Governments throughout the world are releasing public-sector information as open data. Open Government Data (OGD) released in this way consist of structured datasets derived from information originally created or collected as part of the administration’s regular business functions, the management of services to the public, and to inform decision-making. These publicly-released datasets play a crucial role in open government initiatives, foster innovation, and generate insights through a range of activities that include data mining, remixing, mashups, visualizations, and combining OGD with other data.
This diversity of use, and the viability of OGD for specific purposes, is directly influenced by the curation processes that shape these datasets and lead to their release. The realities of managing digital information necessitate curatorial processes of selection, preparation, representation, and quality assurance to ensure a usable information product. Actions and decisions within this process affect the ability of the data to contribute to openness in government and function as part of political, economic, technological, and innovational objectives.
Drawing from dissertation research that explores the open data operations at the City of Toronto, this presentation will outline progress made to date in defining OGD curation processes and how they are structured, in terms of the participants involved and their relationships. This research provides a window on to highly consequential business processes often ignored by academia and assumed to be straightforward and simplistic by the broader open data community. The objectives of the larger dissertation project and the placement of this work within it will be discussed, as will the expected contributions to the field.

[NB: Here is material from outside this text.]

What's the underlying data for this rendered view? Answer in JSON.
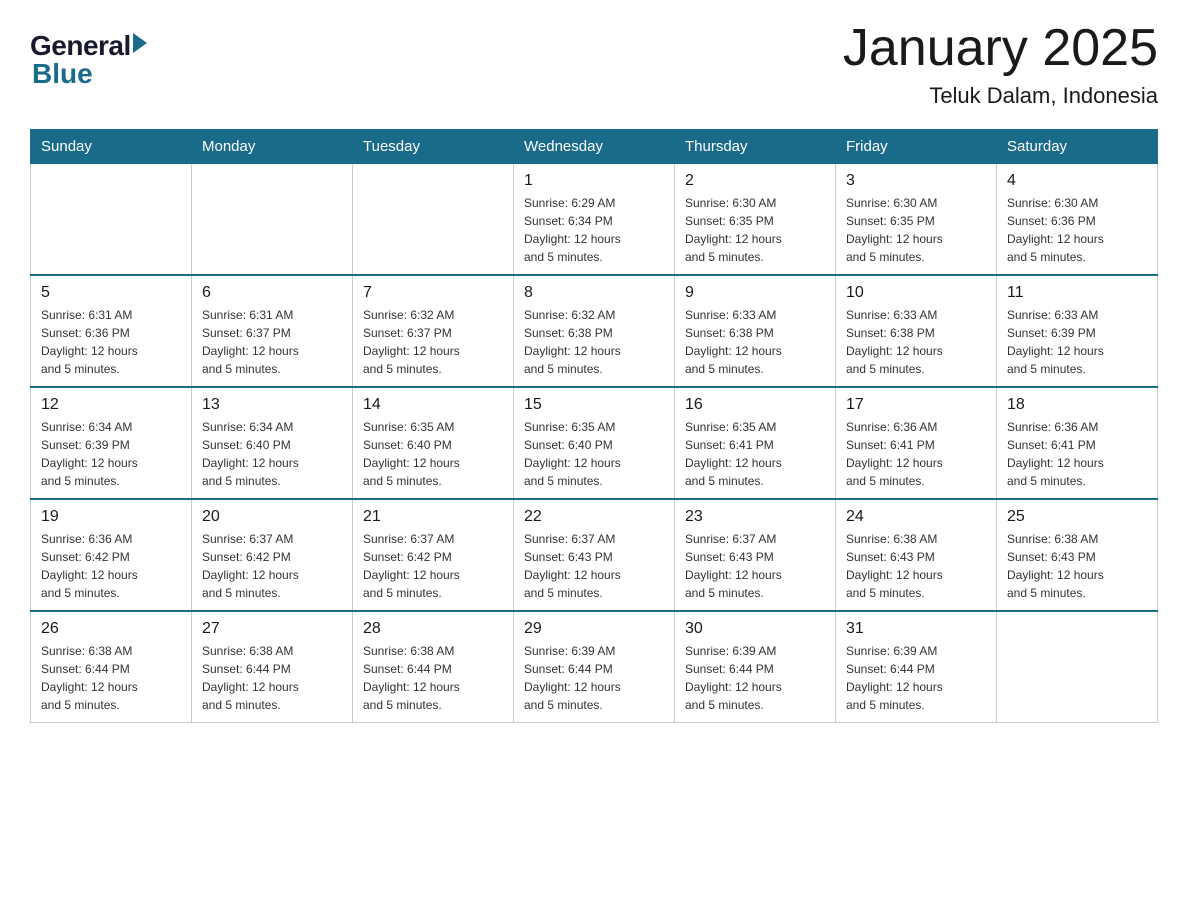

Nathan Moles is a PhD Candidate at the Faculty of Information, University of Toronto. He holds an Honours Bachelor of Arts and a Master of Information from the University of Toronto and is a graduate of the L. Jeffrey Selznick School of Film Preservation at George Eastman Museum. His research interests are in the area of digital curation and preservation. In 2013, Moles was involved in the DigCurV project, and from 2015 to 2016 he was a research assistant on the BenchmarkDP project.